Acid Neutralization Tanks In CSB Not Considered A Threat

Photo by Robin Weinstein.
Photo by Robin Weinstein.
Photo by Robin Weinstein.

The acid neutralization tanks used on the first floor of Coykendall Science Building (CSB) overflowed March 10, causing the liquid inside the tanks to leak into the basement floor of the building.

SUNY New Paltz Environmental Health and Safety Director Mike Malloy said it is not the leak, but the tanks themselves that posed an issue.

“People hear acid tank and think ‘oh no, acid spilling,’” Malloy said. “The idea of an acid neutralization tank is if someone was pouring pure acid down the drain; before it gets to the town sanitary sewer, it’s got to be within a certain PH level to be safe.”

Malloy said in actuality, the contaminants that are put into these neutralization tanks are not acid or acidic in nature, and therefore the leaked liquid posed no threat to custodial staff or students.

Malloy said the liquids from science classes in CSB, diluted by water, enter these tanks from either drains or equipment washing machines.

The tanks, which hold marble or limestone rock meant to neutralize any acidic liquid going through to a suitable PH, do not actually make a notable difference in the liquid that comes in and the liquid that it puts out, said Assistant Director of Environmental Health and Safety Dave Serino.

“We test the tanks quarterly and get numbers between 6.7 and 7.5, which is basically neutral,” Serino said.

Malloy said the leak was likely caused by the tanks getting clogged with miscellaneous items often found in the tanks, like food or pen caps, or because the two equipment cleaning machines ran simultaneously, causing the tanks to overfill.

The disturbance of classes when having to clean out these tanks, along with the costly nature of removing and replacing the limestone rocks, is not worth the miniscule difference they make, Serino said.

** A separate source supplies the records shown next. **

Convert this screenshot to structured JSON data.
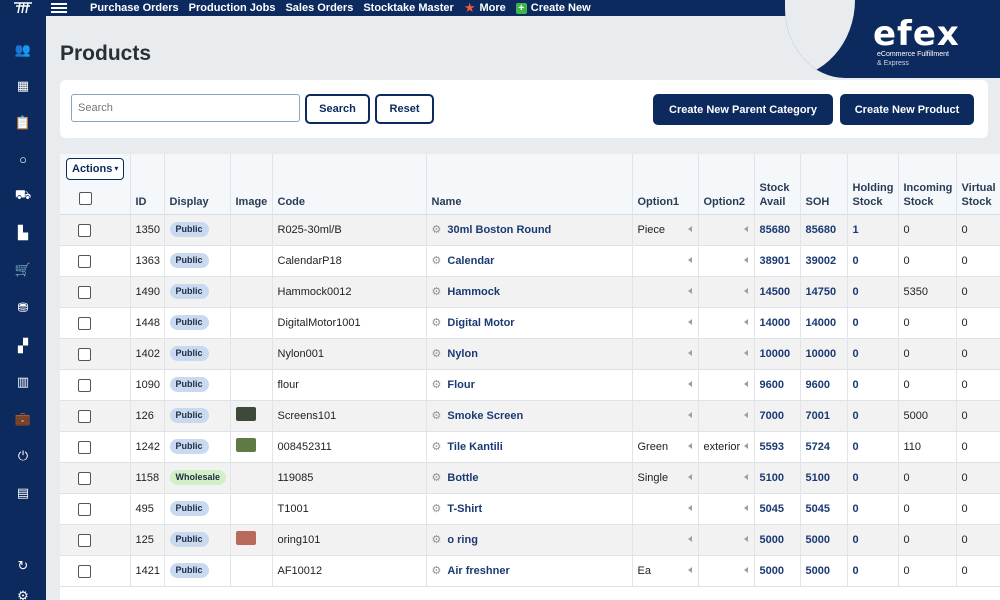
{
  "topbar": {
    "nav": [
      {
        "label": "Purchase Orders"
      },
      {
        "label": "Production Jobs"
      },
      {
        "label": "Sales Orders"
      },
      {
        "label": "Stocktake Master"
      },
      {
        "label": "More",
        "icon": "star-icon"
      },
      {
        "label": "Create New",
        "icon": "plus-icon"
      }
    ]
  },
  "brand": {
    "name": "efex",
    "tagline": "eCommerce Fulfillment",
    "tagline2": "& Express"
  },
  "sidebar": {
    "items": [
      {
        "icon": "users-icon",
        "glyph": "👥"
      },
      {
        "icon": "box-icon",
        "glyph": "▦"
      },
      {
        "icon": "clipboard-icon",
        "glyph": "📋"
      },
      {
        "icon": "circle-icon",
        "glyph": "○"
      },
      {
        "icon": "truck-icon",
        "glyph": "⛟"
      },
      {
        "icon": "factory-icon",
        "glyph": "▙"
      },
      {
        "icon": "cart-icon",
        "glyph": "🛒"
      },
      {
        "icon": "coins-icon",
        "glyph": "⛃"
      },
      {
        "icon": "boxes-icon",
        "glyph": "▞"
      },
      {
        "icon": "bar-chart-icon",
        "glyph": "▥"
      },
      {
        "icon": "briefcase-icon",
        "glyph": "💼"
      },
      {
        "icon": "plug-icon",
        "glyph": "⏻"
      },
      {
        "icon": "store-icon",
        "glyph": "▤"
      },
      {
        "icon": "sync-icon",
        "glyph": "↻"
      },
      {
        "icon": "gear-icon",
        "glyph": "⚙"
      }
    ]
  },
  "page": {
    "title": "Products"
  },
  "search": {
    "placeholder": "Search",
    "search_label": "Search",
    "reset_label": "Reset",
    "create_parent_label": "Create New Parent Category",
    "create_product_label": "Create New Product"
  },
  "table": {
    "actions_label": "Actions",
    "headers": {
      "id": "ID",
      "display": "Display",
      "image": "Image",
      "code": "Code",
      "name": "Name",
      "option1": "Option1",
      "option2": "Option2",
      "stock_avail_1": "Stock",
      "stock_avail_2": "Avail",
      "soh": "SOH",
      "holding_1": "Holding",
      "holding_2": "Stock",
      "incoming_1": "Incoming",
      "incoming_2": "Stock",
      "virtual_1": "Virtual",
      "virtual_2": "Stock"
    },
    "rows": [
      {
        "id": "1350",
        "display": "Public",
        "display_color": "#c9d9ef",
        "image": "",
        "code": "R025-30ml/B",
        "name": "30ml Boston Round",
        "option1": "Piece",
        "option2": "",
        "stock_avail": "85680",
        "soh": "85680",
        "holding": "1",
        "incoming": "0",
        "virtual": "0"
      },
      {
        "id": "1363",
        "display": "Public",
        "display_color": "#c9d9ef",
        "image": "",
        "code": "CalendarP18",
        "name": "Calendar",
        "option1": "",
        "option2": "",
        "stock_avail": "38901",
        "soh": "39002",
        "holding": "0",
        "incoming": "0",
        "virtual": "0"
      },
      {
        "id": "1490",
        "display": "Public",
        "display_color": "#c9d9ef",
        "image": "",
        "code": "Hammock0012",
        "name": "Hammock",
        "option1": "",
        "option2": "",
        "stock_avail": "14500",
        "soh": "14750",
        "holding": "0",
        "incoming": "5350",
        "virtual": "0"
      },
      {
        "id": "1448",
        "display": "Public",
        "display_color": "#c9d9ef",
        "image": "",
        "code": "DigitalMotor1001",
        "name": "Digital Motor",
        "option1": "",
        "option2": "",
        "stock_avail": "14000",
        "soh": "14000",
        "holding": "0",
        "incoming": "0",
        "virtual": "0"
      },
      {
        "id": "1402",
        "display": "Public",
        "display_color": "#c9d9ef",
        "image": "",
        "code": "Nylon001",
        "name": "Nylon",
        "option1": "",
        "option2": "",
        "stock_avail": "10000",
        "soh": "10000",
        "holding": "0",
        "incoming": "0",
        "virtual": "0"
      },
      {
        "id": "1090",
        "display": "Public",
        "display_color": "#c9d9ef",
        "image": "",
        "code": "flour",
        "name": "Flour",
        "option1": "",
        "option2": "",
        "stock_avail": "9600",
        "soh": "9600",
        "holding": "0",
        "incoming": "0",
        "virtual": "0"
      },
      {
        "id": "126",
        "display": "Public",
        "display_color": "#c9d9ef",
        "image": "screen-thumbnail",
        "code": "Screens101",
        "name": "Smoke Screen",
        "option1": "",
        "option2": "",
        "stock_avail": "7000",
        "soh": "7001",
        "holding": "0",
        "incoming": "5000",
        "virtual": "0"
      },
      {
        "id": "1242",
        "display": "Public",
        "display_color": "#c9d9ef",
        "image": "tile-thumbnail",
        "code": "008452311",
        "name": "Tile Kantili",
        "option1": "Green",
        "option2": "exterior",
        "stock_avail": "5593",
        "soh": "5724",
        "holding": "0",
        "incoming": "110",
        "virtual": "0"
      },
      {
        "id": "1158",
        "display": "Wholesale",
        "display_color": "#d3efc7",
        "image": "",
        "code": "119085",
        "name": "Bottle",
        "option1": "Single",
        "option2": "",
        "stock_avail": "5100",
        "soh": "5100",
        "holding": "0",
        "incoming": "0",
        "virtual": "0"
      },
      {
        "id": "495",
        "display": "Public",
        "display_color": "#c9d9ef",
        "image": "",
        "code": "T1001",
        "name": "T-Shirt",
        "option1": "",
        "option2": "",
        "stock_avail": "5045",
        "soh": "5045",
        "holding": "0",
        "incoming": "0",
        "virtual": "0"
      },
      {
        "id": "125",
        "display": "Public",
        "display_color": "#c9d9ef",
        "image": "oring-thumbnail",
        "code": "oring101",
        "name": "o ring",
        "option1": "",
        "option2": "",
        "stock_avail": "5000",
        "soh": "5000",
        "holding": "0",
        "incoming": "0",
        "virtual": "0"
      },
      {
        "id": "1421",
        "display": "Public",
        "display_color": "#c9d9ef",
        "image": "",
        "code": "AF10012",
        "name": "Air freshner",
        "option1": "Ea",
        "option2": "",
        "stock_avail": "5000",
        "soh": "5000",
        "holding": "0",
        "incoming": "0",
        "virtual": "0"
      }
    ]
  }
}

The stone in the tanks cost $5,000 to replace, with the tanks being cleaned and replaced every two years, albeit a clog — causing overflow can make the removal and cleaning more frequent. The labor cost of having these stones removed and replaced is $10,000, Serino said.

“It’s a money pit, and it’s unnecessary,” Malloy said. “I’m looking to get rid of them.”

Chemistry Department Chair Dr. Pamela St. John said although students are instructed in the proper disposal of any sort of acidic material and no stark acidic material is put down the drains, the acid neutralization tanks provide an extra safety measure. In regard to Malloy’s idea of no longer using the tanks, St. John said she would want research done as to how other universities currently dispose of their potentially acidic liquids.

Malloy hopes to conduct a study that takes the two tank series and places a PH probe in one tank to collect data of the PH levels in the tank over a year while using the second tank as a settling tank to trap possible blockage to prevent another leak.

“I’m betting dollars to donuts I’ll never see an exertion of the acid level,” Malloy said, adding that the renovations to Wooster Science Building will not include these acid neutralizing tanks. “They installed the tanks in CSB in 1992 when they revamped the building and it was just normal protocol to do that in science buildings at that time. They didn’t do any calculations and realize there’s no need for it.”